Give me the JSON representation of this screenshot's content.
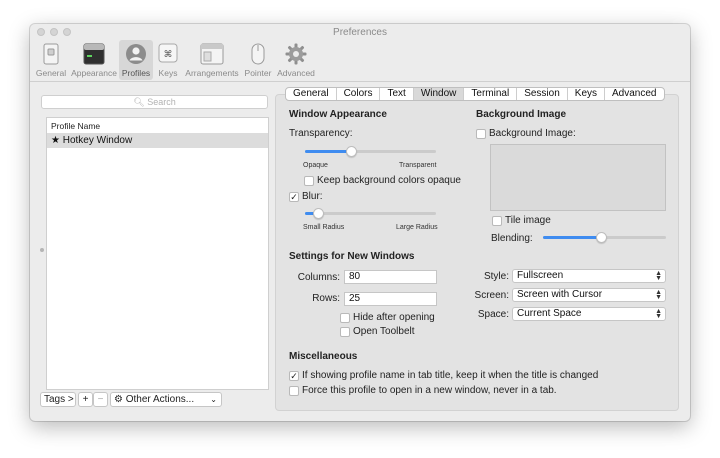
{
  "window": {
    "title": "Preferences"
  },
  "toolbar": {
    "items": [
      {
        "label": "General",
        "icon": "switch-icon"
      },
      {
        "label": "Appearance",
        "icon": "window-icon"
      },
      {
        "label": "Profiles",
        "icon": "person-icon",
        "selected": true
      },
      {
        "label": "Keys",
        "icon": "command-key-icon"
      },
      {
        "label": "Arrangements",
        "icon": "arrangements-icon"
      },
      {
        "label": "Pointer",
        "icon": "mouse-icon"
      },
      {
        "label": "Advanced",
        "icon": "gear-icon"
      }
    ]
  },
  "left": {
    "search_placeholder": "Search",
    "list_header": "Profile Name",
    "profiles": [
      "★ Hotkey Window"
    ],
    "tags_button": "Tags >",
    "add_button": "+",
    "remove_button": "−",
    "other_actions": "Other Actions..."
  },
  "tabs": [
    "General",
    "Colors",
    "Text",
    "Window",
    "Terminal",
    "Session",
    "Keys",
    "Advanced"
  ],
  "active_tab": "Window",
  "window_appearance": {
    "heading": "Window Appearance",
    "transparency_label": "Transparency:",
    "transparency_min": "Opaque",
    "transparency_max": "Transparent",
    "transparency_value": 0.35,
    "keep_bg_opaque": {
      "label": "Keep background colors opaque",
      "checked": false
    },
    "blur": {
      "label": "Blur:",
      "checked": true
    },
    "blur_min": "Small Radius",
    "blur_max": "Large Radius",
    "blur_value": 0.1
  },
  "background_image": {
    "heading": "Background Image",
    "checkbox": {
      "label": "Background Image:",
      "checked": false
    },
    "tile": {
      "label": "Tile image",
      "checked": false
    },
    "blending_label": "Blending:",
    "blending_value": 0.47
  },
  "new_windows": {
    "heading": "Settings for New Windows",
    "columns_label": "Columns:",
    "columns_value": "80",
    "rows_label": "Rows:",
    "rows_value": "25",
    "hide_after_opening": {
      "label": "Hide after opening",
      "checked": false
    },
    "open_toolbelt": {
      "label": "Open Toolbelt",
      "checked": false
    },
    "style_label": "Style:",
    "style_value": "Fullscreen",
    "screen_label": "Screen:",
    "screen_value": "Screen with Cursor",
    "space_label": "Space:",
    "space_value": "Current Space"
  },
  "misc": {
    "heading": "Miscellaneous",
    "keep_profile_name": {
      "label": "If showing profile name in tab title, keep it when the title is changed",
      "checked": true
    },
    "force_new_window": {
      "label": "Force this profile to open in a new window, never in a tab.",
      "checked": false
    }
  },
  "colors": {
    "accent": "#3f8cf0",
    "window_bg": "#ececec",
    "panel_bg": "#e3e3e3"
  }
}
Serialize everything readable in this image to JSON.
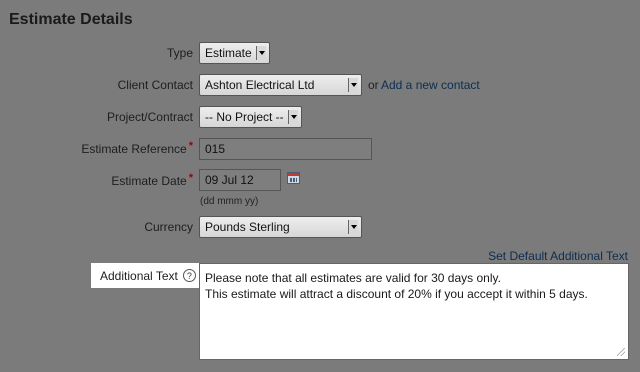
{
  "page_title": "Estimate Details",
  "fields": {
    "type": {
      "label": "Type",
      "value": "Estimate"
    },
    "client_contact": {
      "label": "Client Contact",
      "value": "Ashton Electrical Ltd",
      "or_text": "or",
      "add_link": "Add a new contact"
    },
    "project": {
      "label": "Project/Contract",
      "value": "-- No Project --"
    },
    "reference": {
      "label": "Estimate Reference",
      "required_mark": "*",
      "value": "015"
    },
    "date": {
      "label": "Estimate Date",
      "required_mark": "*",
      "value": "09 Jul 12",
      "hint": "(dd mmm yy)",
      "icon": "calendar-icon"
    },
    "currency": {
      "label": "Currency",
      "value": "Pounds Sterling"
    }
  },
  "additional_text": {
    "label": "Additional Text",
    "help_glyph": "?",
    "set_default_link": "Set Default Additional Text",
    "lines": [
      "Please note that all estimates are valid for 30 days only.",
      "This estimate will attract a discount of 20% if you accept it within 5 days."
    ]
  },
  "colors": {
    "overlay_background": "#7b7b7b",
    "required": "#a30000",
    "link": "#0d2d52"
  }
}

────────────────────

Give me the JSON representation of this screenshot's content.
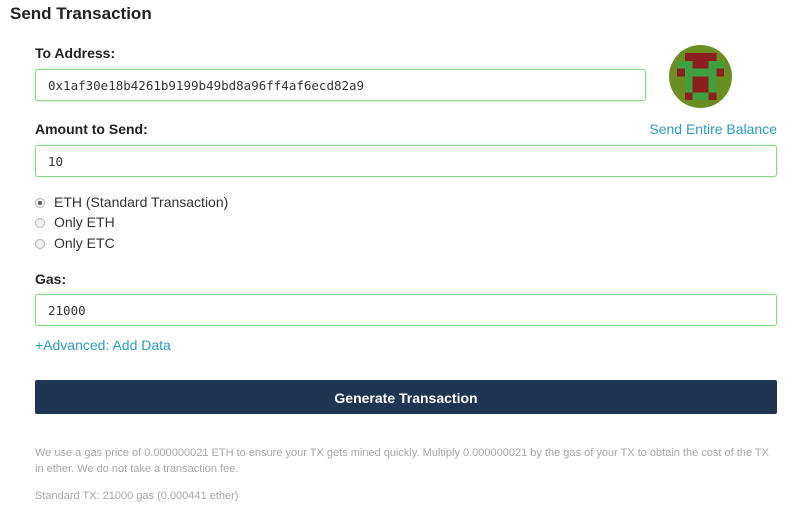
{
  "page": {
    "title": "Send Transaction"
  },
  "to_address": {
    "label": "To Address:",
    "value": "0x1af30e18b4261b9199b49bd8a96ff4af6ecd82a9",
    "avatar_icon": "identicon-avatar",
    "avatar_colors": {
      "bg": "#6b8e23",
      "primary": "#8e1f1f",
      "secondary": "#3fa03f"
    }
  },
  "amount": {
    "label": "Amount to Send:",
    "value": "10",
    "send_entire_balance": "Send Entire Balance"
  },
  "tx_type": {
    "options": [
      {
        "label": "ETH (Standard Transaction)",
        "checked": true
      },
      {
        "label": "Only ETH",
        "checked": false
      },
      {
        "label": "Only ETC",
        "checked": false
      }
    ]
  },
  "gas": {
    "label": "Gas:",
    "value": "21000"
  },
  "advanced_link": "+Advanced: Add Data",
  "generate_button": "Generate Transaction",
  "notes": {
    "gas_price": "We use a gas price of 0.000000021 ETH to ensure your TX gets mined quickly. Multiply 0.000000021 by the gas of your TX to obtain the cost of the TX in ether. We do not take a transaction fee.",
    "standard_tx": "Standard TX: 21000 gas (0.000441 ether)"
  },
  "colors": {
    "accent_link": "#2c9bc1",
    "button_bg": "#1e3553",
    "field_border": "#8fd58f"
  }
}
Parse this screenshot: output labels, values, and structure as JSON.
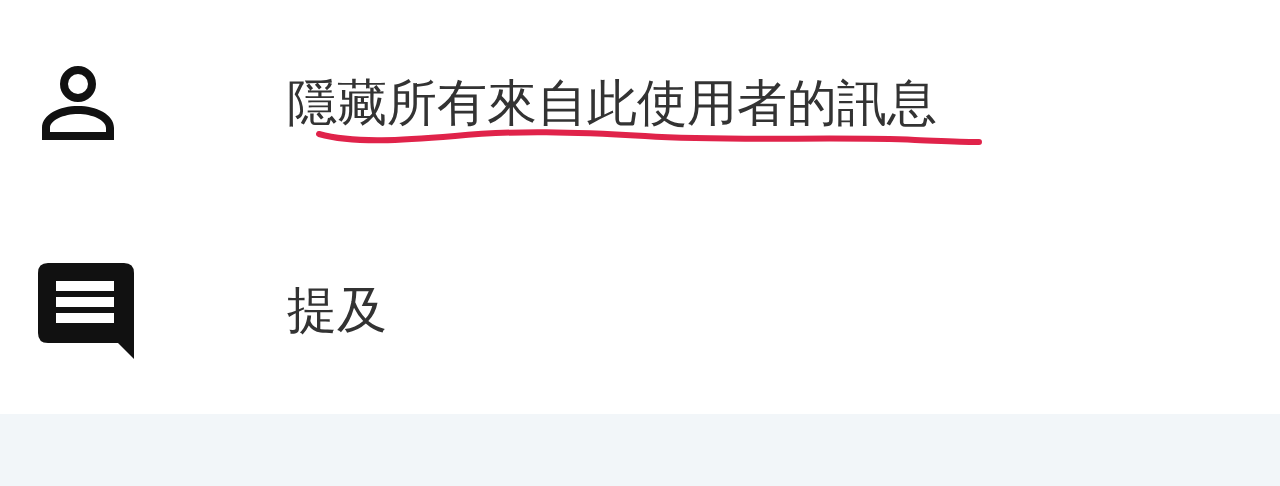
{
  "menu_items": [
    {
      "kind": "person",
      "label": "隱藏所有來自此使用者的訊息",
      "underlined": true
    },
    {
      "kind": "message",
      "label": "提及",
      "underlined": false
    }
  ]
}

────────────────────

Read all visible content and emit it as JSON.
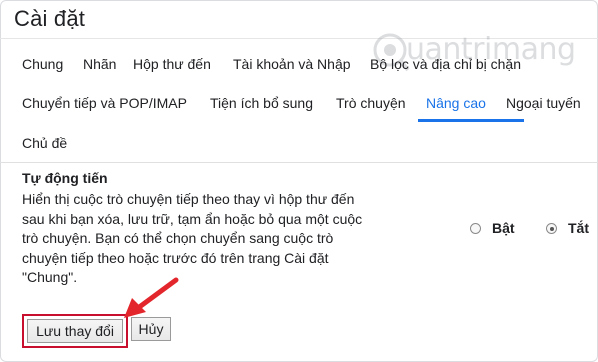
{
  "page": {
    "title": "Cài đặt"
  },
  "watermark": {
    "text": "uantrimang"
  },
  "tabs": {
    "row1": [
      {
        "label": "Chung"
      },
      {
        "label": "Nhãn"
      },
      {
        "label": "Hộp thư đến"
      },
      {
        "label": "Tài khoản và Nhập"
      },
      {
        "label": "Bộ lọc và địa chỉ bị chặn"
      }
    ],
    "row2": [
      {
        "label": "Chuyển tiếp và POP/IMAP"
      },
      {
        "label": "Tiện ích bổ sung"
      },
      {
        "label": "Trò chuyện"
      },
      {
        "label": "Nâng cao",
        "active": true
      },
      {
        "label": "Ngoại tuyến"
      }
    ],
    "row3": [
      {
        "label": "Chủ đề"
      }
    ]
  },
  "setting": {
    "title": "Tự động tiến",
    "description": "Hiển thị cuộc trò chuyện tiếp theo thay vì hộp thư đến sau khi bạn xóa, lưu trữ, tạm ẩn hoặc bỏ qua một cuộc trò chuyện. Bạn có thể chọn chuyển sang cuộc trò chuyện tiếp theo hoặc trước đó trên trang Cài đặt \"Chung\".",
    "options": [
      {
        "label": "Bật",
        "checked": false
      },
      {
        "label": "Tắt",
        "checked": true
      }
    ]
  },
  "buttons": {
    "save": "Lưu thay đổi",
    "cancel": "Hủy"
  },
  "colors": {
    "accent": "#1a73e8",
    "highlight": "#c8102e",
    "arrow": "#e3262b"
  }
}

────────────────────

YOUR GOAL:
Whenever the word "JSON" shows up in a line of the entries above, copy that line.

EXERCISE OUTPUT:
Give me the JSON representation of this screenshot's content.
Serialize everything readable in this image to JSON.
Give me the JSON representation of this screenshot's content.
Parse this screenshot: output labels, values, and structure as JSON.
Read all visible content and emit it as JSON.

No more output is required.